Hunter said...

How could anyone argue with the point you are trying to make? It seems everyone who responded to the "your blog stinks" guy has your back, Matt. Keep preaching the truth.

Matthew Rowley said...

I hear you, Hunter. I actually read the "your blog stinks" lines aloud to the family. We all had a big laugh. It's just a preposterous, emotional — and juvenile — reaction. I don't have any kids, obviously, but if I did, there's no way they would get to come to nice places until they'd shown consistently that they could handle less formal settings.

Spirits Review said...

Actually I MUCH prefer the dogs in France- Much better behaved,You will also no doubt notice they leave the kids outside and bring the dogs in.
( Another useful tip is if a bar or restaurant has a resident dog, look at the size and breed. The places that are a little rougher tend toward very large dogs like mastiffs, mutant bulldogs of great size or a German Shepard. They tend to use them as bouncers.)
I also made the mistake once of commenting to an ex girlfriends about her rearing of her offspring ( later known as Harry the Feral Child) and comparing him to to a rotweiller - that you needed to get get them trained by a certain age or that was it - except with a rottweiller they could ( and did in the case of a breeder I knew) put them to sleep .

Denise Fike said...

As a mother of two gentlemen , Hunter and Tyler,who were once well behaved children, I totally agree with you!

Anonymous said...

Totally agree with you. I mean, would I get hammered and loud in Chuck-e-Cheese?

Ruby said...

Love this article. A little harsh but so true! http://www.cnn.com/2011/OPINION/07/05/granderson.bratty.kids/index.html

LeBeau said...

Got to tell you Rowley, I couldn't agree more. And now I even have one!

As loving, nurturing parents, we can't wait until she's a little older so we can ditch her on a more regular basis to enjoy some good meals out.

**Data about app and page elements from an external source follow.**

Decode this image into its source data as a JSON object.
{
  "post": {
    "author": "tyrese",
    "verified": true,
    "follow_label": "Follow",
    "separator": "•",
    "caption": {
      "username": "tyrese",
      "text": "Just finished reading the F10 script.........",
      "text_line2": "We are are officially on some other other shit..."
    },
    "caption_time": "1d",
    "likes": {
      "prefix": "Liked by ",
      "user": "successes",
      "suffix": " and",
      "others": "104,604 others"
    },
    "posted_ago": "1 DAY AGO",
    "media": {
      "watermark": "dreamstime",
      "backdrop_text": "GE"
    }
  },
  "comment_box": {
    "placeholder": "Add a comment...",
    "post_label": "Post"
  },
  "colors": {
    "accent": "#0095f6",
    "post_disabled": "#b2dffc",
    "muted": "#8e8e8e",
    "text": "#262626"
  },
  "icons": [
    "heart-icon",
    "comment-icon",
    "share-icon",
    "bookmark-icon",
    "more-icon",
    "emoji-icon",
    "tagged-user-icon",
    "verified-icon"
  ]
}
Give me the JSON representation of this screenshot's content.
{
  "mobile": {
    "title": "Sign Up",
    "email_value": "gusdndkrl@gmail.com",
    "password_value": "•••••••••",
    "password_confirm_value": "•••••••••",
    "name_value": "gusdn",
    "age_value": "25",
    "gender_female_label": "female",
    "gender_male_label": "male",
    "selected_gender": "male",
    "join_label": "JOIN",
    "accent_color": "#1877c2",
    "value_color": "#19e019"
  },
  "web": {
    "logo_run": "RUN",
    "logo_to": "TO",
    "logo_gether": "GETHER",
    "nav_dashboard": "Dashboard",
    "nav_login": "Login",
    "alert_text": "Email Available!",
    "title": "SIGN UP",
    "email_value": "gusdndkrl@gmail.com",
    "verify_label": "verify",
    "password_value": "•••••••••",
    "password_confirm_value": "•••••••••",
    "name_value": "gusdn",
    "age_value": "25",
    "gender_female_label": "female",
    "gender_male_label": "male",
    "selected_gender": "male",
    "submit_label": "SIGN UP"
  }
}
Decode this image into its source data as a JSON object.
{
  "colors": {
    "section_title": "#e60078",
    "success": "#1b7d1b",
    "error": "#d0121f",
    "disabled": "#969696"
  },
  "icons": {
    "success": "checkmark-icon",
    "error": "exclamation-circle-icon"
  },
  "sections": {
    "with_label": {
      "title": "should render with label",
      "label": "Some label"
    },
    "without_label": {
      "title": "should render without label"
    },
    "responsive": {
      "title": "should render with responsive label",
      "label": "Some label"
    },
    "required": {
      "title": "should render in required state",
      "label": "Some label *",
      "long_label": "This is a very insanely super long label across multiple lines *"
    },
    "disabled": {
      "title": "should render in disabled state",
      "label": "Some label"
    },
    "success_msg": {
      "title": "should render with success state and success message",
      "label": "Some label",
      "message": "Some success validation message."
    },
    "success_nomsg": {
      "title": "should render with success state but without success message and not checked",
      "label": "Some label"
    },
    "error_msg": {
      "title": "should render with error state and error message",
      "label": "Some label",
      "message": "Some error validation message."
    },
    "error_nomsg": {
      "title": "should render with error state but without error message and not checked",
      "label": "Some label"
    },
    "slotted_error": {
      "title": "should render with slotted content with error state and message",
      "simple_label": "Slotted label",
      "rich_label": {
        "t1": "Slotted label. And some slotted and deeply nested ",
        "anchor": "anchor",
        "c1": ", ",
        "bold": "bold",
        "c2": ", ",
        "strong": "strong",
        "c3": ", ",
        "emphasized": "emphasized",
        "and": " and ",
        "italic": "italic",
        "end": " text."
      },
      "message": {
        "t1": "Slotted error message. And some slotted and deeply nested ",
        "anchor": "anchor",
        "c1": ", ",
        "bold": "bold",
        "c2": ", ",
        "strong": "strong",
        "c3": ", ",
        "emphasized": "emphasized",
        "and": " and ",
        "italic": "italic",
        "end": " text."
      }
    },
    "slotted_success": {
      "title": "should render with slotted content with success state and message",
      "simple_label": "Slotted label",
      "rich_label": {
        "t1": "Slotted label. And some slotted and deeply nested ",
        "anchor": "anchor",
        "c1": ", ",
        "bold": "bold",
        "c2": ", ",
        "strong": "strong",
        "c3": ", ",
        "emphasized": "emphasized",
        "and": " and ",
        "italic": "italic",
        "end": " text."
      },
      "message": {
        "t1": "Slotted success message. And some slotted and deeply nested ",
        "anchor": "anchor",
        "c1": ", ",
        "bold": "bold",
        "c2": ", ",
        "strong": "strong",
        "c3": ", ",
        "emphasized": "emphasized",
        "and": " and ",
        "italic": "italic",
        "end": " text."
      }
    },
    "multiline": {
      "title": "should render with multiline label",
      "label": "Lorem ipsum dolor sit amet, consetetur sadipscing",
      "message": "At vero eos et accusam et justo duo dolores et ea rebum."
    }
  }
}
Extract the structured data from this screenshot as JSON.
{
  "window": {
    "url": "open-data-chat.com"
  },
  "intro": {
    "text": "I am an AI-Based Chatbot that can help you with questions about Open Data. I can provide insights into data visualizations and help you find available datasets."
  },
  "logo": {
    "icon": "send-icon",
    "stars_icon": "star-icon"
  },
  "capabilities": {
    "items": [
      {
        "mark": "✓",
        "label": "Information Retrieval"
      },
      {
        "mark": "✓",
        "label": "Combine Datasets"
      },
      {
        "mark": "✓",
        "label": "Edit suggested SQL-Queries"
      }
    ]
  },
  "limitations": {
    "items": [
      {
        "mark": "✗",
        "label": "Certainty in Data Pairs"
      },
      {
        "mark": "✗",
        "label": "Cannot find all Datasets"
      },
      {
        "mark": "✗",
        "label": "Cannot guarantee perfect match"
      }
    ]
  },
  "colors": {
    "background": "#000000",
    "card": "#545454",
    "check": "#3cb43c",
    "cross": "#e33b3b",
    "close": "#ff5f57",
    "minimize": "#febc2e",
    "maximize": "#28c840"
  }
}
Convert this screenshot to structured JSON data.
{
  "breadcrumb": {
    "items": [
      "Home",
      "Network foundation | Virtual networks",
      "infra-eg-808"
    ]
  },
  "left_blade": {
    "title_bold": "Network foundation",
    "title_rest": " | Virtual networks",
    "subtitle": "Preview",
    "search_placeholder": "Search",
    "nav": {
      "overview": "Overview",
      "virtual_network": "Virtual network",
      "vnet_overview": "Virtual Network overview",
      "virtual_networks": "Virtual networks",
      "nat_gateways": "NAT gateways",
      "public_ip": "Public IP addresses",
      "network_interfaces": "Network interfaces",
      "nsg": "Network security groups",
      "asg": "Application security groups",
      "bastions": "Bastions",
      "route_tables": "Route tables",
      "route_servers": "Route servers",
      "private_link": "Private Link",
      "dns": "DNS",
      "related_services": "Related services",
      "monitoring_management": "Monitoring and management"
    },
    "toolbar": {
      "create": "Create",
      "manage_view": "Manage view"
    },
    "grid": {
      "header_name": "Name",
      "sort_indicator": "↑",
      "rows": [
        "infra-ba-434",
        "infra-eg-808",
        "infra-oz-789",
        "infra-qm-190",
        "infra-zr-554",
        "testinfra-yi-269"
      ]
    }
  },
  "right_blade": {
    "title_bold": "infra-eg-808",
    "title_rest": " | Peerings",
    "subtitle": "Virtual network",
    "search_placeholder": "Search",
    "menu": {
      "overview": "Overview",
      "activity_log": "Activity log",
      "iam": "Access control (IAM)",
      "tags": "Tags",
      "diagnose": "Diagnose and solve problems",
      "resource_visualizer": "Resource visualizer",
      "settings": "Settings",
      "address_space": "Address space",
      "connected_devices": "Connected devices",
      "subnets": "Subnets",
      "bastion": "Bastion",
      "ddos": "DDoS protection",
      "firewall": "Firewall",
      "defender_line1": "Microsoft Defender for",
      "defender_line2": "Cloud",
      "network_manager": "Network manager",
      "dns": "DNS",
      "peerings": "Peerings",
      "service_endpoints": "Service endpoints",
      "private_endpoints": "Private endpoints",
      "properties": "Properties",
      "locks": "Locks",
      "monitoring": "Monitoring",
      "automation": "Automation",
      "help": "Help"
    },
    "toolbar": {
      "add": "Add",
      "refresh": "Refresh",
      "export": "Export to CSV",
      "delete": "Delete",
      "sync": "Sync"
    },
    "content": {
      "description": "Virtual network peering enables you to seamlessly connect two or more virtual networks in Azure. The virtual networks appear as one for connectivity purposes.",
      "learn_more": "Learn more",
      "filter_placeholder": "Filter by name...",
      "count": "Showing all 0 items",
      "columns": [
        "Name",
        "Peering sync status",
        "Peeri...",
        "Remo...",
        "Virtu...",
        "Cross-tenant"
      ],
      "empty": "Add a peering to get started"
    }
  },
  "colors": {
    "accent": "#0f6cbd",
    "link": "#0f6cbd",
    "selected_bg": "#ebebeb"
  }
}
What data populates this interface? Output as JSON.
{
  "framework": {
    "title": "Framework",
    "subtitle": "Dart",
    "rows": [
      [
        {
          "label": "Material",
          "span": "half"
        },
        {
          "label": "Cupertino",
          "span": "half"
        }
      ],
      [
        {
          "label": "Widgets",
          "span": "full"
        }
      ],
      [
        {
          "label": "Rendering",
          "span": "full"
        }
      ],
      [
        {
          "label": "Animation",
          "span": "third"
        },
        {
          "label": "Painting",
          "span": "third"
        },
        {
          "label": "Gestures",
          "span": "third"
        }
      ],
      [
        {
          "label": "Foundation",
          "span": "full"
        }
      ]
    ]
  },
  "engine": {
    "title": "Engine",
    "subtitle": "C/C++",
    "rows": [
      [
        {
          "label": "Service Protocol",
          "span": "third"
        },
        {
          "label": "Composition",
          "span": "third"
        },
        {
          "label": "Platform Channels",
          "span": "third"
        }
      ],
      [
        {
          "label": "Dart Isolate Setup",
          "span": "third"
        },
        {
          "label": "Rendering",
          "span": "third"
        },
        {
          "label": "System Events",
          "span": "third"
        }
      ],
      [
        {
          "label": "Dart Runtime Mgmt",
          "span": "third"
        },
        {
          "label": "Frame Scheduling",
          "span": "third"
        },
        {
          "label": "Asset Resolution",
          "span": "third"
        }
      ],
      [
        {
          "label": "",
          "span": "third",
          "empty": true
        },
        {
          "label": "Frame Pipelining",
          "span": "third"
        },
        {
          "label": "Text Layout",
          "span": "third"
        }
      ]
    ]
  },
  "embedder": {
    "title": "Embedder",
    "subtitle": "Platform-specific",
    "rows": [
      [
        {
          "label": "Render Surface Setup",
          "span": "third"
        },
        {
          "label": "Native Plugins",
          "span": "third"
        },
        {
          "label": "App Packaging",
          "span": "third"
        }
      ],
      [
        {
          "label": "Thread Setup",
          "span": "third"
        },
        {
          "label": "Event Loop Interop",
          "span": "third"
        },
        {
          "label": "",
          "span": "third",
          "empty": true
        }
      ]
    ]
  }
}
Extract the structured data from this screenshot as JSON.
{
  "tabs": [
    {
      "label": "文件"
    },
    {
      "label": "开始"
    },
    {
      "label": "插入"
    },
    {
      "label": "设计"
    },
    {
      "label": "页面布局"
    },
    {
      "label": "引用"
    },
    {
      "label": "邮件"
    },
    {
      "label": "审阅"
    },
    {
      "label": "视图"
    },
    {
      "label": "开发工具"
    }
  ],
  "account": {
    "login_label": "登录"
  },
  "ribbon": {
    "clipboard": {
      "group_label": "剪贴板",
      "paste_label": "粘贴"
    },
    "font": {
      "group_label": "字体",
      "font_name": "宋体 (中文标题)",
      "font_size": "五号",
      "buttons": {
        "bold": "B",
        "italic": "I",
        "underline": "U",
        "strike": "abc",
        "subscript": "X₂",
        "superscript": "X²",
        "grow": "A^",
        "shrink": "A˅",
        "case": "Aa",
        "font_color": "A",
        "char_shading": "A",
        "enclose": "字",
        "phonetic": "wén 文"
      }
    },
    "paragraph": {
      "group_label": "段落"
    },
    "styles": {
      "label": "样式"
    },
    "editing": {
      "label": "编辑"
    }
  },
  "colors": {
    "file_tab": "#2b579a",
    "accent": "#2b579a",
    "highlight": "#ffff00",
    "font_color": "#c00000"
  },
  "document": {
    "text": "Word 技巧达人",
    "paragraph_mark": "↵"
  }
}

Why in the world would people even want to bring their kids? Leave them at home with a sitter. Trust me. Everyone will have more fun.

Matthew Rowley said...

A followup comment I made in the U-T:

"Do I remember what it was like to be a child? For the most part, yes. Do I hate children? Good lord, no. Not all of them, anyway. If I did, I would not have spent years as curator of a children's museum — where, by the way, children were free to romp and squeal, to play, to learn about the world around them by touching, grabbing, pulling, climbing: all the things that are expected and designed to happen in a children's museum...but that have absolutely no place in a restaurant that caters to adults."

I also used to volunteer at the Children's Center for the Visually Impaired in Kansas City. Truly, honestly, I don't have anything against children. Clearly, their parents are another matter.

Denise ~ you have done an admirable job with your two boys. Charming gentlemen, both of them.

LeBeau ~ First and foremost, congratulations on the wee one. Second, it doesn't surprise me that a practical man such as yourself has the sense to get a sitter.

Ruby ~ Thanks for the link. I had a great time reading the comments.

Chris ~ As much as I may prefer dogs in some situations (bars certainly qualify), the grocery store is still one place I raise an eyebrow if I see a pooch. In fact, a local grocery both allows non-service dogs in the place AND has high liquor prices. This is why it's rare to see me there.

filipino women said...

Very good post. I always admire parents when I see their kids who have good manners in a restaurant. I always believe that its a matter of training, and training should start in the house.